SALT LAKE CITY — Lawmakers struggled to keep straight faces during the presentation of a bill preserving the rights of barbers to offer a brief massage at the end of a haircut.
Rep. Marc Roberts, R-Santaquin, presented SB172 on Thursday to the House Business and Labor Committee. The bill, sponsored by Sen. Todd Weiler, R-Woods Cross, sets rules for a barber or hairstylists to offer a gentle massage of the head and shoulders.
"All we are doing is saying that barbers can continue giving little massages, post-haircut," Roberts said.
Candace Daly, a spokeswoman for the Utah Beauty Association, spoke in support of the bill, saying it would simply clarify what hairstylists are licensed to do in their practice.
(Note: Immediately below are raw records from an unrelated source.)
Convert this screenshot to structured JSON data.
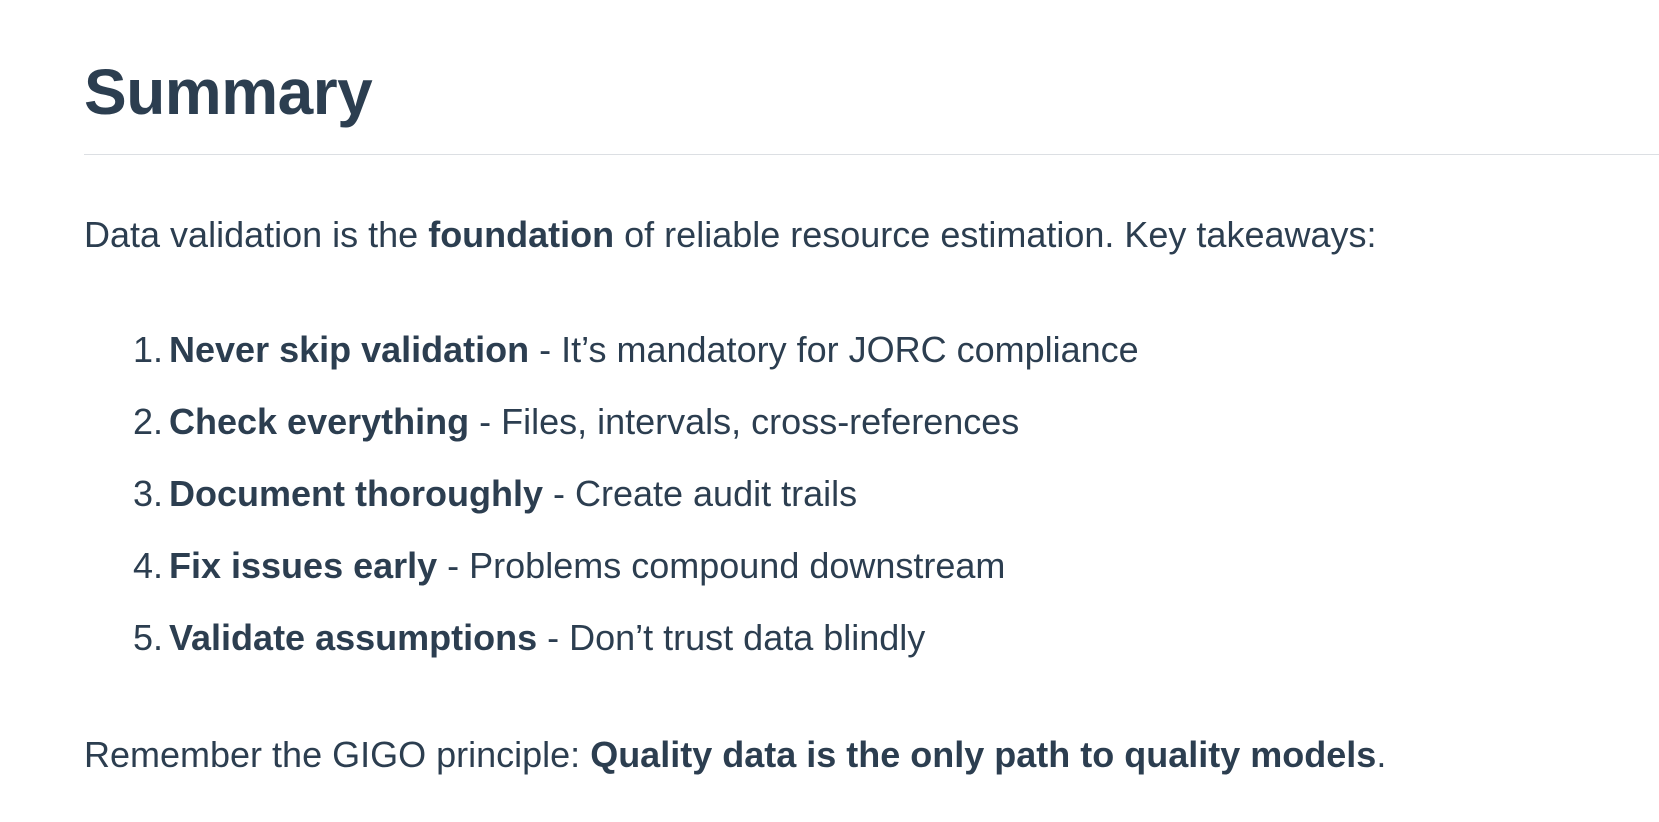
{
  "title": "Summary",
  "intro": {
    "prefix": "Data validation is the ",
    "emphasis": "foundation",
    "suffix": " of reliable resource estimation. Key takeaways:"
  },
  "takeaways": [
    {
      "number": "1.",
      "bold": "Never skip validation",
      "rest": " - It’s mandatory for JORC compliance"
    },
    {
      "number": "2.",
      "bold": "Check everything",
      "rest": " - Files, intervals, cross-references"
    },
    {
      "number": "3.",
      "bold": "Document thoroughly",
      "rest": " - Create audit trails"
    },
    {
      "number": "4.",
      "bold": "Fix issues early",
      "rest": " - Problems compound downstream"
    },
    {
      "number": "5.",
      "bold": "Validate assumptions",
      "rest": " - Don’t trust data blindly"
    }
  ],
  "outro": {
    "prefix": "Remember the GIGO principle: ",
    "emphasis": "Quality data is the only path to quality models",
    "suffix": "."
  },
  "colors": {
    "text": "#2c3e50",
    "rule": "#dcdfe3",
    "background": "#ffffff"
  }
}
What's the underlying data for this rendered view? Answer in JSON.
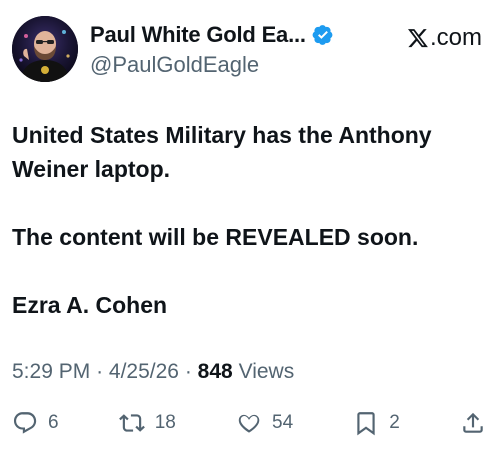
{
  "author": {
    "display_name": "Paul White Gold Ea...",
    "handle": "@PaulGoldEagle",
    "verified": true
  },
  "brand": {
    "label": ".com",
    "icon": "x-logo-icon"
  },
  "tweet": {
    "paragraphs": [
      "United States Military has the Anthony Weiner laptop.",
      "The content will be REVEALED soon.",
      "Ezra A. Cohen"
    ]
  },
  "meta": {
    "time": "5:29 PM",
    "separator": "·",
    "date": "4/25/26",
    "views_count": "848",
    "views_label": "Views"
  },
  "actions": {
    "replies": "6",
    "reposts": "18",
    "likes": "54",
    "bookmarks": "2"
  },
  "colors": {
    "text": "#0f1419",
    "secondary": "#536471",
    "verified": "#1d9bf0"
  }
}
Daly said the legislation stems from a lobbyist who went to get a haircut and saw a sign notifying customers that massages would not be allowed, due to a cease and desist order from the Division of Occupational and Professional Licensing.
Ron Findlay, a representative for Utah Massage Professionals, said he did not oppose the measure but wanted to reintroduce previously stricken language in the bill that sets the duration of a massage.
"Everybody loves that head massage," Findlay said. "The issue is safety to the consumer."
Findlay said there's no "turf" issue between barbers and massage therapists, but he wanted to ensure consumer safety by explaining that barbers can offer only a brief massage, unlike licensed massage therapists who provide more engaged, deep-tissue therapy.
Regulation is a "slippery slope," he said.
Rep. Susan Duckworth, D-Magna, expressed her support for the measure preserving head massages, noting that it was the reason her father would get haircuts twice a week despite having only a tuft of hair on his head.
SB172 received unanimous support from the committee and was forwarded to the House for further consideration. It previously passed the Senate with a 28-1 vote.